Dataset rows for apps and sites
*** Begin section ***

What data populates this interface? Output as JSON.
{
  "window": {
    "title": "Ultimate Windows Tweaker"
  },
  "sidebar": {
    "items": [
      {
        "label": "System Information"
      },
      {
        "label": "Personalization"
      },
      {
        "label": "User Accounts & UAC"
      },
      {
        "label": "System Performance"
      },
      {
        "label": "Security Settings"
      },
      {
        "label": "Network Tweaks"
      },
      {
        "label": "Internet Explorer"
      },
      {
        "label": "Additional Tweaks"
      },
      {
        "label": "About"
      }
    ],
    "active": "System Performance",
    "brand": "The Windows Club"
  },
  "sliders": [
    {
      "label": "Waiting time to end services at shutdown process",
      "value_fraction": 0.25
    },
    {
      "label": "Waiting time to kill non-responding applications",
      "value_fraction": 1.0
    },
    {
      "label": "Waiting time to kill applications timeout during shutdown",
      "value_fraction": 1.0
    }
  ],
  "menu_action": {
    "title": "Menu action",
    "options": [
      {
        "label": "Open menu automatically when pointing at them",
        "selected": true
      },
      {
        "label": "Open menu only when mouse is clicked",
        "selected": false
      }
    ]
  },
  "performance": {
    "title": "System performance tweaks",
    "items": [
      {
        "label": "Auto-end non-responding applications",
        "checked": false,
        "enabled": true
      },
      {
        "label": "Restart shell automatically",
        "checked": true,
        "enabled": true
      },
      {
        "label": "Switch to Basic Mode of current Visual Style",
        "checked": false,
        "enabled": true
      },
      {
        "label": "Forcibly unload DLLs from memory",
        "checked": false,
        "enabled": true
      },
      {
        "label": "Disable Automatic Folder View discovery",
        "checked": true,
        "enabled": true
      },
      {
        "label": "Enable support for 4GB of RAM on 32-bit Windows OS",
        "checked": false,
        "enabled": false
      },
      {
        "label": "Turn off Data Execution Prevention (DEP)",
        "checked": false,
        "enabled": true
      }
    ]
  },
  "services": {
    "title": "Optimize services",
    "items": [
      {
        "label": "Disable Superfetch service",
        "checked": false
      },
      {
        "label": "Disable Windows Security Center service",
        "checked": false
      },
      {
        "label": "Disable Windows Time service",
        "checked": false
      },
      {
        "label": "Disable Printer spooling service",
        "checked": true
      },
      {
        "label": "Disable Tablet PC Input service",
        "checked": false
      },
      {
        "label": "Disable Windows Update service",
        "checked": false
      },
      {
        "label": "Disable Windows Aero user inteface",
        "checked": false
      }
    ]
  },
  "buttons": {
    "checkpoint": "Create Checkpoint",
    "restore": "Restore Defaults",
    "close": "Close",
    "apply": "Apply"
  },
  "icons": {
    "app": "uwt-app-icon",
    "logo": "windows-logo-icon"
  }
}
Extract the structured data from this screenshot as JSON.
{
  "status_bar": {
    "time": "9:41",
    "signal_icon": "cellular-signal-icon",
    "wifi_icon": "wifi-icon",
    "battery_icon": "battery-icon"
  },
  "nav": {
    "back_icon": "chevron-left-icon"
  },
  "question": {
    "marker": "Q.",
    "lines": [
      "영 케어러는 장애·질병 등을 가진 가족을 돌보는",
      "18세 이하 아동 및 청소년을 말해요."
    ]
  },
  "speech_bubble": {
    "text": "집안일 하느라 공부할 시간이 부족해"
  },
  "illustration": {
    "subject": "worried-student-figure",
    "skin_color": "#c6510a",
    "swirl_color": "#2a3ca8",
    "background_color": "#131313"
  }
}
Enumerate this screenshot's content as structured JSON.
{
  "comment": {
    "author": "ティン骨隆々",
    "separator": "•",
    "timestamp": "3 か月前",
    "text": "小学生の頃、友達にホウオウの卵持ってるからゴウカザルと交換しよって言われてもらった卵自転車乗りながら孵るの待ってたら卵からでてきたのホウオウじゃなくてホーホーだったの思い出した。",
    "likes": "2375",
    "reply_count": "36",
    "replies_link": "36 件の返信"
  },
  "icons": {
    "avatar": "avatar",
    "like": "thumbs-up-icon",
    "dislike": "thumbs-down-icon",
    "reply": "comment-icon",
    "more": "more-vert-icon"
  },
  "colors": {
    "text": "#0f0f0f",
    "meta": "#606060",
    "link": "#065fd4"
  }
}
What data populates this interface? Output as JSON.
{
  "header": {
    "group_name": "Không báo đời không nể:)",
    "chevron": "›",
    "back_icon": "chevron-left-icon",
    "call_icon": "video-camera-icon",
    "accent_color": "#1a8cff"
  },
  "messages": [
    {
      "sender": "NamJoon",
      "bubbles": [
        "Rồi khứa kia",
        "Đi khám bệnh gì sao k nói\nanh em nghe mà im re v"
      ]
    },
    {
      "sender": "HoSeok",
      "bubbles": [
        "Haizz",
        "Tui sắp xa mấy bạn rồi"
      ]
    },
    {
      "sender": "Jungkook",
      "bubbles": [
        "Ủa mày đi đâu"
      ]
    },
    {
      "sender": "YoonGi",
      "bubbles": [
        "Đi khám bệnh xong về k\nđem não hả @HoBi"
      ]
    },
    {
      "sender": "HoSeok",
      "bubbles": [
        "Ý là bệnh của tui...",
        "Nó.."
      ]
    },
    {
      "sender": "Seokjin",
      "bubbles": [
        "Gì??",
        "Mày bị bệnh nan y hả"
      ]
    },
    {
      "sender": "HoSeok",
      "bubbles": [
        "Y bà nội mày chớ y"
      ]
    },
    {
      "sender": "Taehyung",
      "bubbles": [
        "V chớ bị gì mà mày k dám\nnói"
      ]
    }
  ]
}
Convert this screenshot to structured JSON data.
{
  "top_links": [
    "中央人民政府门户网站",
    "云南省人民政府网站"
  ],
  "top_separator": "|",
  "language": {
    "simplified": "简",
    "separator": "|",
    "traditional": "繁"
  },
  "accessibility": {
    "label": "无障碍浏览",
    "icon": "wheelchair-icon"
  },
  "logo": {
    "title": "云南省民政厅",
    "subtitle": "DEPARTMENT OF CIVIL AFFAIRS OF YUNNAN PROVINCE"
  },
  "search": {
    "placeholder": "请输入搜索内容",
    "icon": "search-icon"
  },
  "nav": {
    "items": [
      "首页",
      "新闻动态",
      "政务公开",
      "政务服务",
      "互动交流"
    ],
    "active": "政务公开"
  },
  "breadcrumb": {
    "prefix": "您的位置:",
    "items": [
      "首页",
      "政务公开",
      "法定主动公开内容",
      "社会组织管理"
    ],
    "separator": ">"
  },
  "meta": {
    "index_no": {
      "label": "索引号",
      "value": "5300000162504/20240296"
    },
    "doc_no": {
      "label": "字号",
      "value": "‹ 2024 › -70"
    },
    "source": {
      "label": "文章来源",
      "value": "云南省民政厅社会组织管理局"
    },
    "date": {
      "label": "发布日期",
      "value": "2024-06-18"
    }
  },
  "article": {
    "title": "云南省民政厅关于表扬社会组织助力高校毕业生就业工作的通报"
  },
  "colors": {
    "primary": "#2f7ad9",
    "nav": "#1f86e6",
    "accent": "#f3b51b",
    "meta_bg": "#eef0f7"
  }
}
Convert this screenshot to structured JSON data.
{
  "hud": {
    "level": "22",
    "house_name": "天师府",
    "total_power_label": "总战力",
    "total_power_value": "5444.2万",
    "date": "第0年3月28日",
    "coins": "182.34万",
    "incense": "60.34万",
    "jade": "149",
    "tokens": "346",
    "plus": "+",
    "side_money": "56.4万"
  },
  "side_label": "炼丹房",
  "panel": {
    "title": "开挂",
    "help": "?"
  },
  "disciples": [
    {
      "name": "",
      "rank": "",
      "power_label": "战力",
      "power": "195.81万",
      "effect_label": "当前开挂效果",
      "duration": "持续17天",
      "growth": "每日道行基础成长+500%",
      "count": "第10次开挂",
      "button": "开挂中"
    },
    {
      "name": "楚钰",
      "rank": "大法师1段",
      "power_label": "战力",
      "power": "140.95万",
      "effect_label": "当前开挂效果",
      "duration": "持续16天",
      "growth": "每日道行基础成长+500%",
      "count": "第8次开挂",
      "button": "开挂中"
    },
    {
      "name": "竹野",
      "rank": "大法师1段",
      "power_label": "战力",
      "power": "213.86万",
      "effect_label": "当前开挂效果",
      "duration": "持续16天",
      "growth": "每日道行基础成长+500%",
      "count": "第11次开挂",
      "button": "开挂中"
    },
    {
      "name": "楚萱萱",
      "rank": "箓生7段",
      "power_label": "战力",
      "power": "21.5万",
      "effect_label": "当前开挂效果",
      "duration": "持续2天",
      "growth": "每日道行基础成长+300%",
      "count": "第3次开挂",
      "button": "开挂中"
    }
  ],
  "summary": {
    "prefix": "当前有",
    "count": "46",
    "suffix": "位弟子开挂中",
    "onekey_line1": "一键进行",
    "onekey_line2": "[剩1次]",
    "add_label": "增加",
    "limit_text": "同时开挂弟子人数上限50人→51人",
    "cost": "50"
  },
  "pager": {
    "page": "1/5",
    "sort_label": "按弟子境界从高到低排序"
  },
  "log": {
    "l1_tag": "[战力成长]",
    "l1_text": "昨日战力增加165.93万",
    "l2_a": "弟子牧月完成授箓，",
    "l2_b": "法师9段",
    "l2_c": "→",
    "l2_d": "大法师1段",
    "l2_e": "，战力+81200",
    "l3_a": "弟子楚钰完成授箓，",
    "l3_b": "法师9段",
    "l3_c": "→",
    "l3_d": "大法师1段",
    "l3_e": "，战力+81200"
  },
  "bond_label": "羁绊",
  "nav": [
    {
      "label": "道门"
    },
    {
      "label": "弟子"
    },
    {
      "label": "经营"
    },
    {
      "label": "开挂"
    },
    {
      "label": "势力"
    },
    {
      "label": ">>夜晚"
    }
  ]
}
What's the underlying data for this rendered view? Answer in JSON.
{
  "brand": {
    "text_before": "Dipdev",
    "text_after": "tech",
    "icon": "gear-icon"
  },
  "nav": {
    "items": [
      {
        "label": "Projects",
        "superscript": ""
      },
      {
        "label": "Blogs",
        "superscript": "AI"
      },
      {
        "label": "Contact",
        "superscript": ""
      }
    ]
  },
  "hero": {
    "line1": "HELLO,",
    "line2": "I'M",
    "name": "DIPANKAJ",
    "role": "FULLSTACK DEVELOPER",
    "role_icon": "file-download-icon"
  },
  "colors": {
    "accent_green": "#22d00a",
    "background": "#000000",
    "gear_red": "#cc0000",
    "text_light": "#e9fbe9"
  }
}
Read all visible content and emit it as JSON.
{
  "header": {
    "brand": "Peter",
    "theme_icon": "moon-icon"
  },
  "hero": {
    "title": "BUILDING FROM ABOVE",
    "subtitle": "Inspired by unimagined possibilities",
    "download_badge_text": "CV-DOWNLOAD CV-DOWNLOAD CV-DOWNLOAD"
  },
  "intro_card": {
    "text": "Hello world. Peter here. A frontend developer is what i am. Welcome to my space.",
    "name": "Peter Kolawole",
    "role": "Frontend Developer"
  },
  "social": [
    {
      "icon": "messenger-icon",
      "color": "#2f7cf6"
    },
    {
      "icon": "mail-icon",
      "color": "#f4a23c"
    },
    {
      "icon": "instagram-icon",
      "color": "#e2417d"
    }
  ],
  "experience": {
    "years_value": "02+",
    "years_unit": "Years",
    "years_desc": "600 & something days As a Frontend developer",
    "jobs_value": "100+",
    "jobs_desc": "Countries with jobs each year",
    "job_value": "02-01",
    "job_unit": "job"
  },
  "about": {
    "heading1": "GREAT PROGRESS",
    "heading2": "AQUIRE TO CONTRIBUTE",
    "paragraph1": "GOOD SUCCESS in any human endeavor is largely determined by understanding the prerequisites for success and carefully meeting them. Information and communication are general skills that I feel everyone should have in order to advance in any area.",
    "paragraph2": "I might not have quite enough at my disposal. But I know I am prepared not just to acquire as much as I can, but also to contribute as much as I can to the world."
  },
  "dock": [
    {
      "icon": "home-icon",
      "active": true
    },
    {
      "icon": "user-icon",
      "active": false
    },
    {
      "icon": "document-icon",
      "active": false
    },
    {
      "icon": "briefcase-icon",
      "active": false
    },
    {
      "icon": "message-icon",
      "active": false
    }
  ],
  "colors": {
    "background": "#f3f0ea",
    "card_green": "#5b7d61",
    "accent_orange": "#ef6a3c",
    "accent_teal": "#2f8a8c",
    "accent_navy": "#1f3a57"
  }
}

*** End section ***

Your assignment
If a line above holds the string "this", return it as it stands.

Written solution
What data populates this interface? Output as JSON.
Extract the structured data from this screenshot as JSON.
Enumerate this screenshot's content as structured JSON.
What data populates this interface? Output as JSON.
Convert this screenshot to structured JSON data.
Convert this screenshot to structured JSON data.
What's the underlying data for this rendered view? Answer in JSON.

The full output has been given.